Imminent Obamacare Repeal Spurs Messaging War

Trump warns of backlash if GOP acts too quickly

Republicans and Democrats on Capital Hill are fighting to control political messaging as Congress takes its first steps toward dismantling the Patient Protection and Affordable Care Act (PPACA), according to the Wall Street Journal. President-elect Trump warned fellow Republicans that they risk a backlash by moving too quickly to repeal the act, adding that they were better off letting Democrats own what he called “the failed ObamaCare disaster.”

In a Twitter message, Trump described Senator Chuck Schumer (D–New York) as the “head clown” leading the Democrats, saying he and the party “know how bad Obamacare is and what a mess they are in.”

“Instead of working to fix it, they do the typical political thing and BLAME,” Trump wrote. “The fact is ObamaCare was a lie from the beginning. ‘Keep you doctor, keep your plan!’ It is time for Republicans & Democrats to get together and come up with a healthcare plan that really works—much less expensive & FAR BETTER!”

For his part, Schumer warned that rolling back the PPACA would “make America sick again.”

President Obama has advised House Democrats not to help Republicans repeal the act or to provide any political support for a GOP plan that would increase the number of uninsured Americans, according to the Journal report.

The PPACA was passed in 2010 with no support from Republicans.

Handouts distributed by a team representing Vice President-elect Mike Pence emphasized that Democrats should shoulder political responsibility for any disruptive changes that come from repeal of the PPACA. To ensure that Republicans don’t get blamed for any fallout, Pence warned that they can’t allow the changes to “sow chaos” in the insurance marketplace.

The budget bill that is a vehicle for dismantling the PPACA has cleared its first procedural hurdle in the Senate.
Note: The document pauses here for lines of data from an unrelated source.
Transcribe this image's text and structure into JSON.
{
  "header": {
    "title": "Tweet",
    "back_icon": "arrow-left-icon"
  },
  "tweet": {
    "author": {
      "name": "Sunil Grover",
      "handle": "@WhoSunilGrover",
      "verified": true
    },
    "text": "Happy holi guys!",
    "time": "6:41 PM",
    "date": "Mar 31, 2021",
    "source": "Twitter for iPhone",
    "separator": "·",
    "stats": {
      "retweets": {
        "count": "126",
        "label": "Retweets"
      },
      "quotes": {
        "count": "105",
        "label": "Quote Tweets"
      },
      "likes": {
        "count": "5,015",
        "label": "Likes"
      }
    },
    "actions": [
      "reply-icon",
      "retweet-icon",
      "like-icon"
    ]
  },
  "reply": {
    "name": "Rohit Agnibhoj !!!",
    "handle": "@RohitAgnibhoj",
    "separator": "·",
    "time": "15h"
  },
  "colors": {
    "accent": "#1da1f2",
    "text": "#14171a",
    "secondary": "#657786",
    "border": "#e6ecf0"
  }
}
But one GOP senator, Rand Paul of Kentucky, voted with the Democrats. The GOP’s repeal movement is endangered if more Republicans defect, and other Senate Republicans have voiced concerns over repealing the act before the GOP has settled on a plan to replace it, according to the Journal.

Source: Wall Street Journal; January 4, 2017